(p. 193) While some of them became the heart of Main Street America, others grew to become legendary department stores, like Macy’s in New York, Wanamaker’s in Philadelphia, and Lehman’s in Chicago. Still others merged into chains to compete with Ben Franklin Stores. That’s how JC Penney’s was born.

Wyly, Sam. 1,000 Dollars and an Idea: Entrepreneur to Billionaire. New York: Newmarket Press, 2008.

Same Government that Allows Violence, Prioritizes Taxing Soda

BoozeCourtlandRichmondCityCouncil2012-06-11.jpg “One vocal opponent of the tax is Courtland Boozé, a City Council member who calls it a hardship on poor people.” Source of caption and photo: online version of the NYT article quoted and cited below.

(p. 14) Even here at a sweaty Zumba class sponsored by a nonprofit group called Weigh of Life, the city’s proposal for a one-cent-per-ounce tax on sugar-sweetened beverages, which is to appear on the November ballot, meets up against the hard realities of residents’ lives.
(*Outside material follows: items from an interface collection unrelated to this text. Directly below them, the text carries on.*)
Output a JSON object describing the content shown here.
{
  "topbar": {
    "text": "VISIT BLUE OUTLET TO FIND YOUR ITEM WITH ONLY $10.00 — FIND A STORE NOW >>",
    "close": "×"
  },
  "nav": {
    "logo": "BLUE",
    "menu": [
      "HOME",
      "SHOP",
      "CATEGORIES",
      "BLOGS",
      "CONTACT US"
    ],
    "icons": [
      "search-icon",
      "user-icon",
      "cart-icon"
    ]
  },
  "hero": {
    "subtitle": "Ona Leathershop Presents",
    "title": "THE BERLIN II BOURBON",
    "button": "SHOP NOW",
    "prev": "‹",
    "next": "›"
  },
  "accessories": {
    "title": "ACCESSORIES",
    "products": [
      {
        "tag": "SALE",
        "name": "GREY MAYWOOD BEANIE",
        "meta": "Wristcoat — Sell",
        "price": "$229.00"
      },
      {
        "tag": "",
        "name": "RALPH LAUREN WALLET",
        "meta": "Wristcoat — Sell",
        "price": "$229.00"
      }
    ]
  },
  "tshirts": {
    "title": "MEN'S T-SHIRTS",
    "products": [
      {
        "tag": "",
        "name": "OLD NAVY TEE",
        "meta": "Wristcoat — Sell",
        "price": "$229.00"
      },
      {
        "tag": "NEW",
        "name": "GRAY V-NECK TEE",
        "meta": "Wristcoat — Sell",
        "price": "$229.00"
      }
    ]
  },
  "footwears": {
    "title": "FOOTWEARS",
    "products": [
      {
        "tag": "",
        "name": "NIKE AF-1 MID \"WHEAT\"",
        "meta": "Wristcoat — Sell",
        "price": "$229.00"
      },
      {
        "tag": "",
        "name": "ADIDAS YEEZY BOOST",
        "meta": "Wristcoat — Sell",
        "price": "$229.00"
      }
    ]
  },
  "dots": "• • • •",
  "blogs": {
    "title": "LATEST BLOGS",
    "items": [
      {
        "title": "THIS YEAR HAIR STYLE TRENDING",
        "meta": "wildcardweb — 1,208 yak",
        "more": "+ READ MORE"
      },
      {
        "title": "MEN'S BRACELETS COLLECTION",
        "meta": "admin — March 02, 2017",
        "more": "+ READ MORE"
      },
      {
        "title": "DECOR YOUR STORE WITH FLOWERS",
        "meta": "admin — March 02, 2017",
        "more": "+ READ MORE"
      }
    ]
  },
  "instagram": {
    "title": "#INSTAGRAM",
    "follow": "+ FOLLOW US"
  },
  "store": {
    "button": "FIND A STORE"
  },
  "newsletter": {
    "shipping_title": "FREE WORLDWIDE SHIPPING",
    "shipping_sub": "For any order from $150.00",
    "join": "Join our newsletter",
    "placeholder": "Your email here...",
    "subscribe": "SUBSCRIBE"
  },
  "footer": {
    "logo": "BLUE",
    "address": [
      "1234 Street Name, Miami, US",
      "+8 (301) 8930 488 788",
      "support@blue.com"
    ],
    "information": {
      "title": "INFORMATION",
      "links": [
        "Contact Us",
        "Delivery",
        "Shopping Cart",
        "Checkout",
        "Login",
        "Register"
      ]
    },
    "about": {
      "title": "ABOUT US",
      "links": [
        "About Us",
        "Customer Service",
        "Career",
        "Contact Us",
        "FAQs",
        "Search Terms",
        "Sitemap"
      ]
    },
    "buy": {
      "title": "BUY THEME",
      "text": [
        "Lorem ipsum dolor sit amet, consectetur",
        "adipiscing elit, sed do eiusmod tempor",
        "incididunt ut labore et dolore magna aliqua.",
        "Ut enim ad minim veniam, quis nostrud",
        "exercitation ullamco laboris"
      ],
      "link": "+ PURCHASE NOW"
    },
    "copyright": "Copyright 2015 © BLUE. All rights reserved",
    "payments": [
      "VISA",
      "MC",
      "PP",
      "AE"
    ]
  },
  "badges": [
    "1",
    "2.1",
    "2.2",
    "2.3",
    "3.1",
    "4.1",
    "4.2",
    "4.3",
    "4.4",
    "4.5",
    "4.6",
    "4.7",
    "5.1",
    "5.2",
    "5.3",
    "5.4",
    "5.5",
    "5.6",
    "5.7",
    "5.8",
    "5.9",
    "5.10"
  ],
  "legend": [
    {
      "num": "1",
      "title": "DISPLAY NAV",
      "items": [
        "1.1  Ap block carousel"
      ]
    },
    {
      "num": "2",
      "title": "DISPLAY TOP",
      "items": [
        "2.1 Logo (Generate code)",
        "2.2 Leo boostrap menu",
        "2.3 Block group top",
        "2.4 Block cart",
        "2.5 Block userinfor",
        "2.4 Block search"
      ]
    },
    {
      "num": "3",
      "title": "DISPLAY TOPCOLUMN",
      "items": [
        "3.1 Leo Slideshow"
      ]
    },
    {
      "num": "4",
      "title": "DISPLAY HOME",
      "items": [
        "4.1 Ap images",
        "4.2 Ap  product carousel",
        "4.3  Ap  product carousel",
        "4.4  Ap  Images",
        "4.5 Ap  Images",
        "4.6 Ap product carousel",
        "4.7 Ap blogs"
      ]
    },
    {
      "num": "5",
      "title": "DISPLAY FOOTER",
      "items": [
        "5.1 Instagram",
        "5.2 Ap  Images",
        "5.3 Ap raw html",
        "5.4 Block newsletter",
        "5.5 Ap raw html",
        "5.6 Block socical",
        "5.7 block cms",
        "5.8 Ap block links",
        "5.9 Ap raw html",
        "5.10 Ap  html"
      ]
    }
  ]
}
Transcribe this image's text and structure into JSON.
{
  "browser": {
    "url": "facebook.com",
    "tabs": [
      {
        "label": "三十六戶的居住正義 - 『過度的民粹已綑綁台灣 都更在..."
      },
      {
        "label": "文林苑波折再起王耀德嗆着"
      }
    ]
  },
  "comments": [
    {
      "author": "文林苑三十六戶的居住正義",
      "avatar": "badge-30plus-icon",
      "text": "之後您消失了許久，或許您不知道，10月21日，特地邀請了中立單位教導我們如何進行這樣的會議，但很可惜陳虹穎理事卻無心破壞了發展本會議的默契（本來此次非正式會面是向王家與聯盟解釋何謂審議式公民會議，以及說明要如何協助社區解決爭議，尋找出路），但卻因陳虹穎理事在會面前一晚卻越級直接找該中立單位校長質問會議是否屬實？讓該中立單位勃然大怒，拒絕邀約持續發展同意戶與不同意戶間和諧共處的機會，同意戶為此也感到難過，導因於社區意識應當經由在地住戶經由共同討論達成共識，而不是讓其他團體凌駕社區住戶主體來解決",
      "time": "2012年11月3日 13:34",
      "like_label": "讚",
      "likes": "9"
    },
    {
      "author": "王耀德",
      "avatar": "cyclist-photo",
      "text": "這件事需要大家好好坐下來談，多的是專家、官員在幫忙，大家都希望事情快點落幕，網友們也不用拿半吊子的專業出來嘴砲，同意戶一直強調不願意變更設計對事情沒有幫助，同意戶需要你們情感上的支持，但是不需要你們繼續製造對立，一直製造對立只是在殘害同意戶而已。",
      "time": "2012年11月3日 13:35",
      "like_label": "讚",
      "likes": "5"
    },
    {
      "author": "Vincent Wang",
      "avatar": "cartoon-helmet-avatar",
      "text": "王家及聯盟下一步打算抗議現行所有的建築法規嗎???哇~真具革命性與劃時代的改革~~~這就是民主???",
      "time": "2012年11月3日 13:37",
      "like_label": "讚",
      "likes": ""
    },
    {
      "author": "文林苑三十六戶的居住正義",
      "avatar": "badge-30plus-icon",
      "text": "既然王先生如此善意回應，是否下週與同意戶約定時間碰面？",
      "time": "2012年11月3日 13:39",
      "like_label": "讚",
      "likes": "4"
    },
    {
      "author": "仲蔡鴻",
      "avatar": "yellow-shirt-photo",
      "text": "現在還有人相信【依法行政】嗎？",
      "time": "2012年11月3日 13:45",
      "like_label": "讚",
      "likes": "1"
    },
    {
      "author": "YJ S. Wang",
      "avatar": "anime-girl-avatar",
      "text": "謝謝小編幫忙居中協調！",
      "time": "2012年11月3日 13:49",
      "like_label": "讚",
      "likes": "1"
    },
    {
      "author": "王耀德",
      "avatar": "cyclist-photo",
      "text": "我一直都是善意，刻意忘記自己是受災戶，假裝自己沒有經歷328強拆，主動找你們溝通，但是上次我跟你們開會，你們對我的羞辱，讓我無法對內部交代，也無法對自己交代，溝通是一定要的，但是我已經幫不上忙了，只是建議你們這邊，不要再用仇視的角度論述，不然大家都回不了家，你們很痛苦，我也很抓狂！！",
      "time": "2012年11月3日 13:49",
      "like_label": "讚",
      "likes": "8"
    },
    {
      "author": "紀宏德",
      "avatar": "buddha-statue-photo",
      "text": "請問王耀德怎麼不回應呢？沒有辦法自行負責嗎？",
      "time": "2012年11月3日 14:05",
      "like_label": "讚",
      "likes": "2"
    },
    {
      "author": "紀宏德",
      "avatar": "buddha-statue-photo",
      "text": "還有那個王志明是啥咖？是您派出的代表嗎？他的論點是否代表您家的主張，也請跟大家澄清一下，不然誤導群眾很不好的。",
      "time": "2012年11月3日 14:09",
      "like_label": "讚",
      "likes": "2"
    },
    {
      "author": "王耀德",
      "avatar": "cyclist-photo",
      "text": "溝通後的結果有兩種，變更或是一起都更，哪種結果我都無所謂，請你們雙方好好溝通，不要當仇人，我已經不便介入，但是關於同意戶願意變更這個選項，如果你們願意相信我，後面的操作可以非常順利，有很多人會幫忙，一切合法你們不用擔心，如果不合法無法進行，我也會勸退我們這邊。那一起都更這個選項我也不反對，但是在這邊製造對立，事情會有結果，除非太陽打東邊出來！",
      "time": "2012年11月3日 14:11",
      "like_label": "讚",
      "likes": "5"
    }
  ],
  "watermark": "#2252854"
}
“What don’t I have?” asked Rita Cerda, a longtime soda devotee, ticking off her ailments, including diabetes, high blood pressure and asthma. She is also overweight.
“I have problems drinking water,” she said. “I don’t like water.”
The proposed tax, a license fee on businesses selling sweetened drinks, would require owners of bodegas, theaters, convenience stores and other outlets to tally ounces sold and, presumably, pass the cost on to customers.
. . .
Courtland Boozé is a City Council member and a vocal opponent of the soda tax. “We are primarily an economically suppressed community,” he said. “It will be a huge hardship.
“I eat sweet potato pie and candied yams,” continued Mr. Boozé, who is from Louisiana. “And what about cupcakes? Are they going to tax those?”
The city’s Chamber of Commerce is also opposed to the tax. A group fighting the tax that includes the beverage industry has begun dropping off “Community Coalition Against Beverage Taxes” placards at La Flore de Jalisco Market, a small, cheerful grocery store where soda bottles in dozens of hues match the colorful piñatas hanging from the ceiling.
. . .
Charles Finnie, known as Chuck, a vice president of BMWL, a San Francisco lobbying firm, called the tax “an administrative nightmare for local businesses” that would also put them at a competitive disadvantage, with customers opting for cheaper soda in nearby cities.
. . .
At the RYSE Youth Center, founded 12 years ago after the killing of four high school students, the soda issue seemed both close to the heart and far away.
Kayla Miller, an 18-year-old college freshman, said that if complexion problems from too much sugar would not deter her friends from drinking sodas, neither would a tax.
Shivneel Sen, 14, does not favor the tax but knows how the money should be spent if it passes.
“The police came heck of late,” he said, recalling the recent death of a best friend. “We need more of them.”
Kimberly Aceves, the center’s executive director, says that too often, the burden for making healthy choices falls unfairly on young people. Society may say “go exercise,” she said, “but if the community isn’t safe, how many kids are going to go out running?”
“Soda is bad for you,” Ms. Aceves said. “So is violence.”

For the full story, see:
PATRICIA LEIGH BROWN. “RICHMOND JOURNAL; Plan to Tax Soda Gets a Mixed Reception.” The New York Times, First Section (Sun., June 3, 2012): 14.
(Note: ellipses added.)
(Note: the online version of the article has the date June 2, 2012.)